“The Republican Party of Minnesota’s FEC reports haven’t reflected the party’s actual financial condition for nearly a decade and make a mockery of the public’s right to know,” said CREW Executive Director Melanie Sloan. “There appears to be ample evidence Mr. Sutton, repeatedly lied to FEC investigators for years to achieve the party’s political goals.”
Sutton resigned from the state party in early December after widespread criticism about the party’s finances. Party officials announced later in the month that the Minnesota GOP could be up to $2 million in debt including $415,000 that was not previously reported.
Sloan also criticized the Federal Election Commission for failing to fully investigate the party’s finances earlier.
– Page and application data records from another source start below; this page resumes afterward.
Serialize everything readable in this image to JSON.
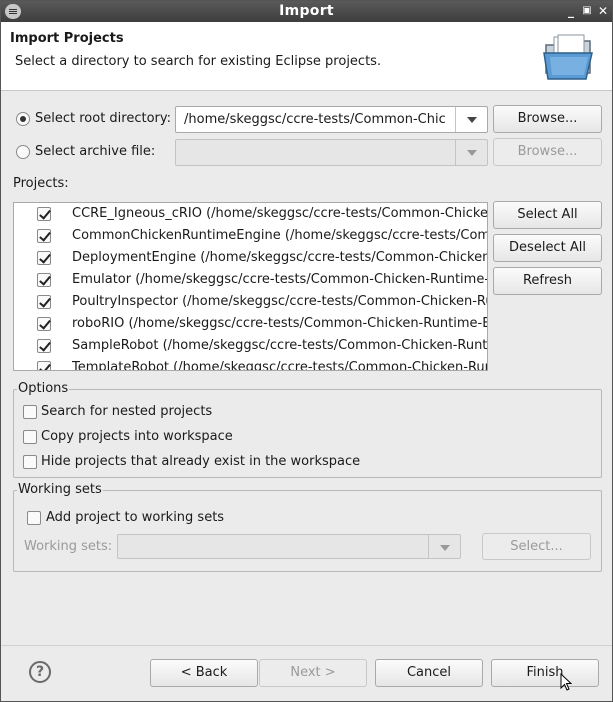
{
  "window": {
    "title": "Import"
  },
  "header": {
    "title": "Import Projects",
    "description": "Select a directory to search for existing Eclipse projects."
  },
  "source": {
    "root_label": "Select root directory:",
    "root_value": "/home/skeggsc/ccre-tests/Common-Chic",
    "root_browse": "Browse...",
    "archive_label": "Select archive file:",
    "archive_value": "",
    "archive_browse": "Browse..."
  },
  "projects": {
    "label": "Projects:",
    "items": [
      {
        "text": "CCRE_Igneous_cRIO (/home/skeggsc/ccre-tests/Common-Chicken-Runtime-Engine/CCRE_Igneous_cRIO)",
        "checked": true
      },
      {
        "text": "CommonChickenRuntimeEngine (/home/skeggsc/ccre-tests/Common-Chicken-Runtime-Engine/CommonChickenRuntimeEngine)",
        "checked": true
      },
      {
        "text": "DeploymentEngine (/home/skeggsc/ccre-tests/Common-Chicken-Runtime-Engine/DeploymentEngine)",
        "checked": true
      },
      {
        "text": "Emulator (/home/skeggsc/ccre-tests/Common-Chicken-Runtime-Engine/Emulator)",
        "checked": true
      },
      {
        "text": "PoultryInspector (/home/skeggsc/ccre-tests/Common-Chicken-Runtime-Engine/PoultryInspector)",
        "checked": true
      },
      {
        "text": "roboRIO (/home/skeggsc/ccre-tests/Common-Chicken-Runtime-Engine/roboRIO)",
        "checked": true
      },
      {
        "text": "SampleRobot (/home/skeggsc/ccre-tests/Common-Chicken-Runtime-Engine/SampleRobot)",
        "checked": true
      },
      {
        "text": "TemplateRobot (/home/skeggsc/ccre-tests/Common-Chicken-Runtime-Engine/TemplateRobot)",
        "checked": true
      }
    ],
    "select_all": "Select All",
    "deselect_all": "Deselect All",
    "refresh": "Refresh"
  },
  "options": {
    "legend": "Options",
    "nested": "Search for nested projects",
    "copy": "Copy projects into workspace",
    "hide": "Hide projects that already exist in the workspace"
  },
  "working_sets": {
    "legend": "Working sets",
    "add": "Add project to working sets",
    "label": "Working sets:",
    "value": "",
    "select": "Select..."
  },
  "footer": {
    "help": "?",
    "back": "< Back",
    "next": "Next >",
    "cancel": "Cancel",
    "finish": "Finish"
  }
}
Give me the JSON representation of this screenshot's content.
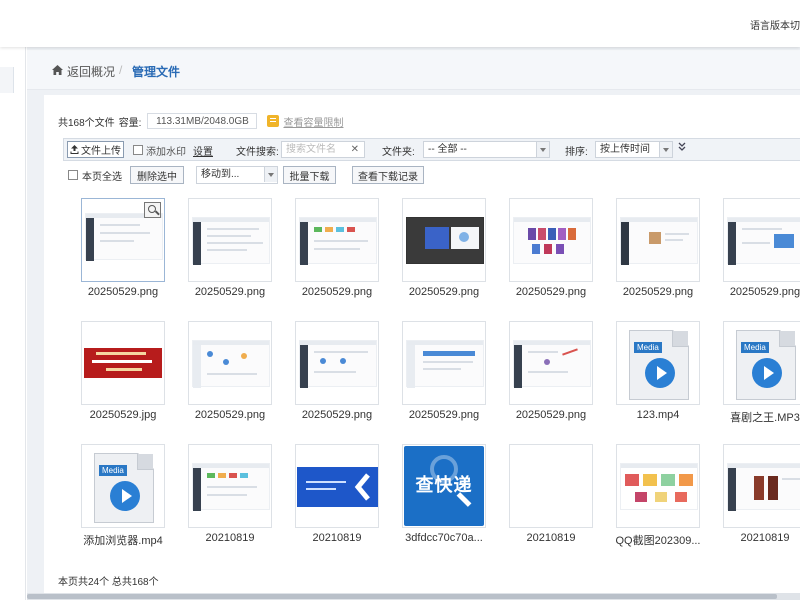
{
  "topbar": {
    "language_label": "语言版本切"
  },
  "breadcrumb": {
    "back_label": "返回概况",
    "separator": "/",
    "current_label": "管理文件"
  },
  "storage": {
    "summary_prefix": "共168个文件",
    "capacity_label": "容量:",
    "capacity_value": "113.31MB/2048.0GB",
    "view_limit_label": "查看容量限制"
  },
  "toolbar": {
    "upload_label": "文件上传",
    "watermark_label": "添加水印",
    "watermark_settings_label": "设置",
    "file_search_label": "文件搜索:",
    "file_search_placeholder": "搜索文件名",
    "clear_glyph": "✕",
    "folder_label": "文件夹:",
    "folder_selected": "-- 全部 --",
    "sort_label": "排序:",
    "sort_selected": "按上传时间",
    "expand_glyph": "¥"
  },
  "actions": {
    "select_page_label": "本页全选",
    "delete_selected_label": "删除选中",
    "move_to_selected": "移动到...",
    "batch_download_label": "批量下载",
    "download_log_label": "查看下载记录"
  },
  "files": [
    {
      "name": "20250529.png"
    },
    {
      "name": "20250529.png"
    },
    {
      "name": "20250529.png"
    },
    {
      "name": "20250529.png"
    },
    {
      "name": "20250529.png"
    },
    {
      "name": "20250529.png"
    },
    {
      "name": "20250529.png"
    },
    {
      "name": "20250529.jpg"
    },
    {
      "name": "20250529.png"
    },
    {
      "name": "20250529.png"
    },
    {
      "name": "20250529.png"
    },
    {
      "name": "20250529.png"
    },
    {
      "name": "123.mp4",
      "media_tag": "Media"
    },
    {
      "name": "喜剧之王.MP3",
      "media_tag": "Media"
    },
    {
      "name": "添加浏览器.mp4",
      "media_tag": "Media"
    },
    {
      "name": "20210819"
    },
    {
      "name": "20210819"
    },
    {
      "name": "3dfdcc70c70a...",
      "logo_text": "查快递"
    },
    {
      "name": "20210819"
    },
    {
      "name": "QQ截图202309..."
    },
    {
      "name": "20210819"
    }
  ],
  "footer": {
    "page_summary": "本页共24个 总共168个"
  },
  "colors": {
    "accent_blue": "#2a6bb5",
    "media_blue": "#2a7fd4",
    "limit_yellow": "#f0b429"
  }
}
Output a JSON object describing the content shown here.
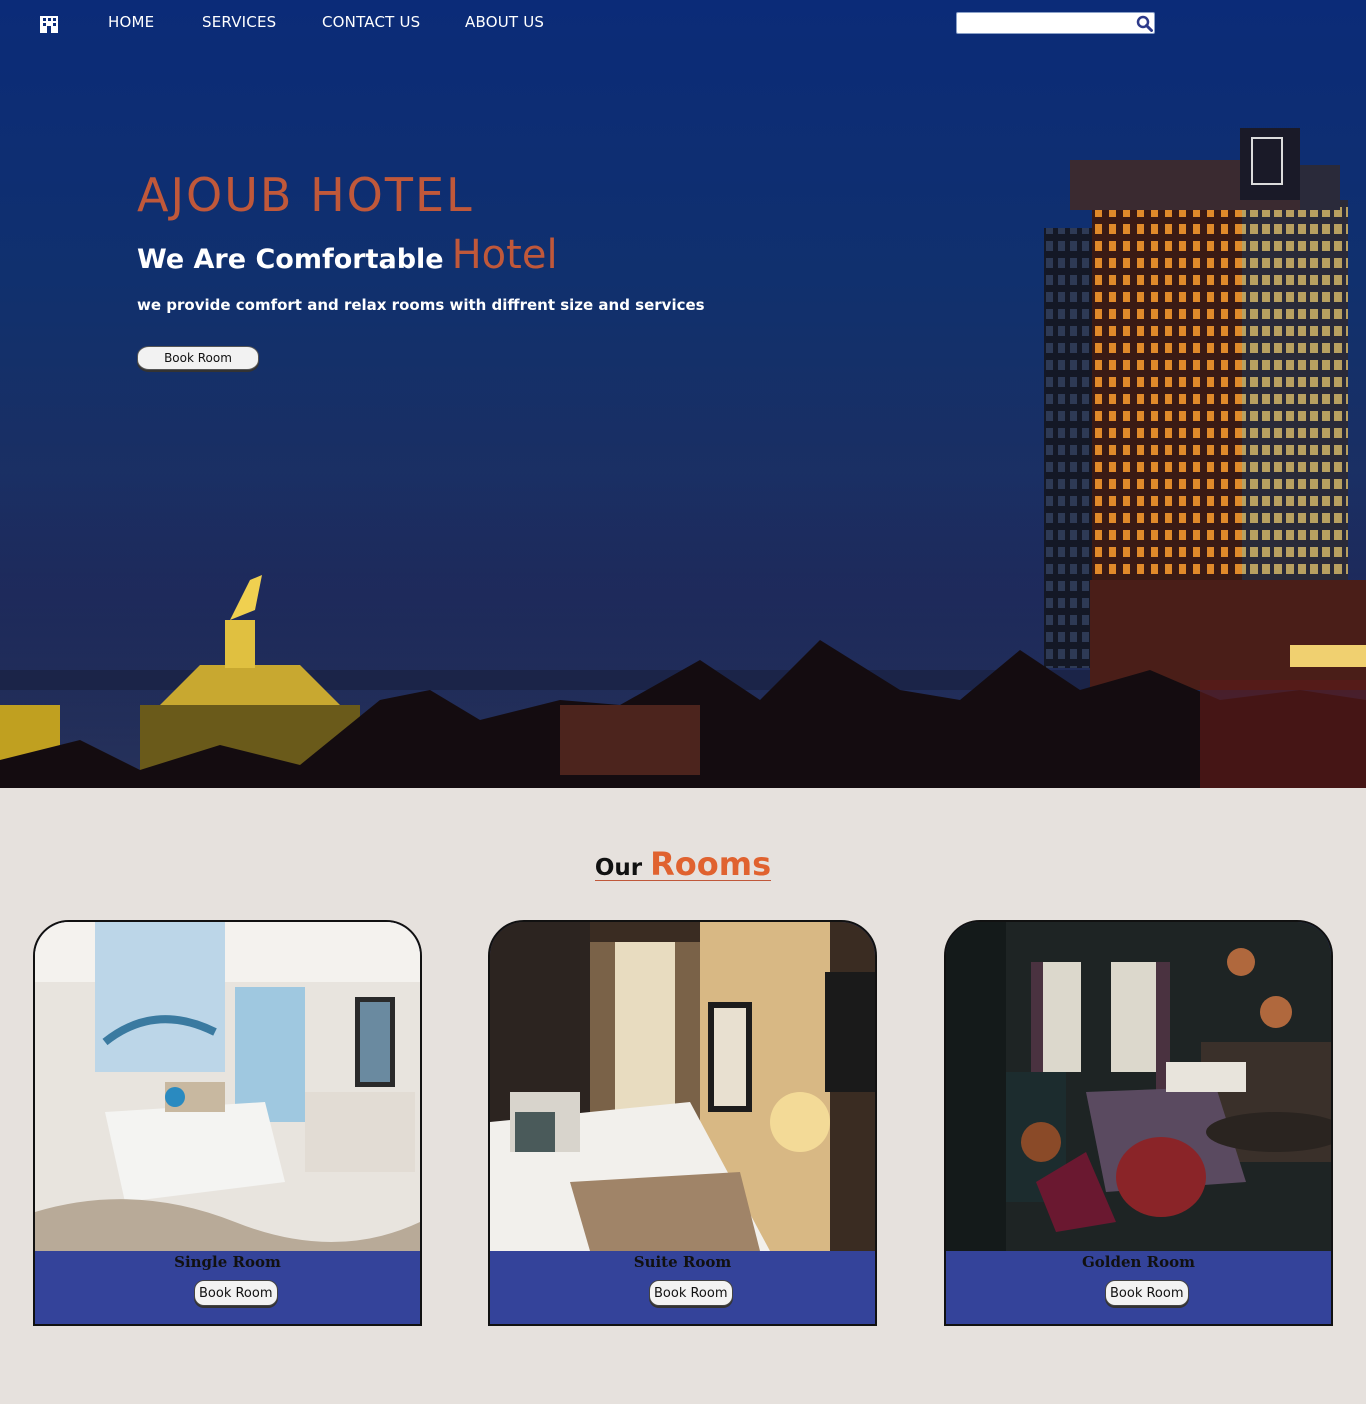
{
  "nav": {
    "logo_icon": "hotel-building-icon",
    "links": [
      "HOME",
      "SERVICES",
      "CONTACT US",
      "ABOUT US"
    ],
    "search": {
      "value": "",
      "placeholder": "",
      "icon": "search-icon"
    }
  },
  "hero": {
    "title": "AJOUB HOTEL",
    "subtitle_lead": "We Are Comfortable",
    "subtitle_accent": "Hotel",
    "description": "we provide comfort and relax rooms with diffrent size and services",
    "button_label": "Book Room"
  },
  "rooms_section": {
    "heading_lead": "Our",
    "heading_accent": "Rooms",
    "cards": [
      {
        "title": "Single Room",
        "button_label": "Book Room"
      },
      {
        "title": "Suite Room",
        "button_label": "Book Room"
      },
      {
        "title": "Golden Room",
        "button_label": "Book Room"
      }
    ]
  },
  "colors": {
    "accent": "#c0583a",
    "rooms_accent": "#e0622f",
    "card_footer": "#34439a",
    "page_background": "#e6e1dd"
  }
}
“When CREW filed its initial complaint back in 2007 we asked the FEC to conduct a full audit of the RPM’s finances, but the FEC declined,” Sloan said. “If the commission had done its job, we wouldn’t have to ask them to restart yet another botched investigation. Allowing such conduct to go unpunished reinforces the public’s view that politics is a dirty, rigged game. The FEC continues to fail the American public.”
No word yet on the Republican Party’s response to the complaint, but RNC Committeeman Jeff Johnson said in December that the party would own up to its problems. He said party officials hired an attorney to work with the FEC on the problems and hoped that they wouldn’t be fined because party officials brought the issue to light.
Here’s a statement released by Republican Party Chair Pat Shortridge:
“As part of the Republican Party of Minnesota’s internal review of party finances, which we reported to the State Central Committee and released to the media on December 31, we discovered additional party debt. Following on that disclosure, we contacted the Federal Elections Commission (FEC) to self report that debt and seek guidance on how we should proceed. We are in the process of following those recommendations.”
Common Cause Minnesota says the Minnesota Campaign Finance Board is also investigating the party’s finances to see if there were any violations.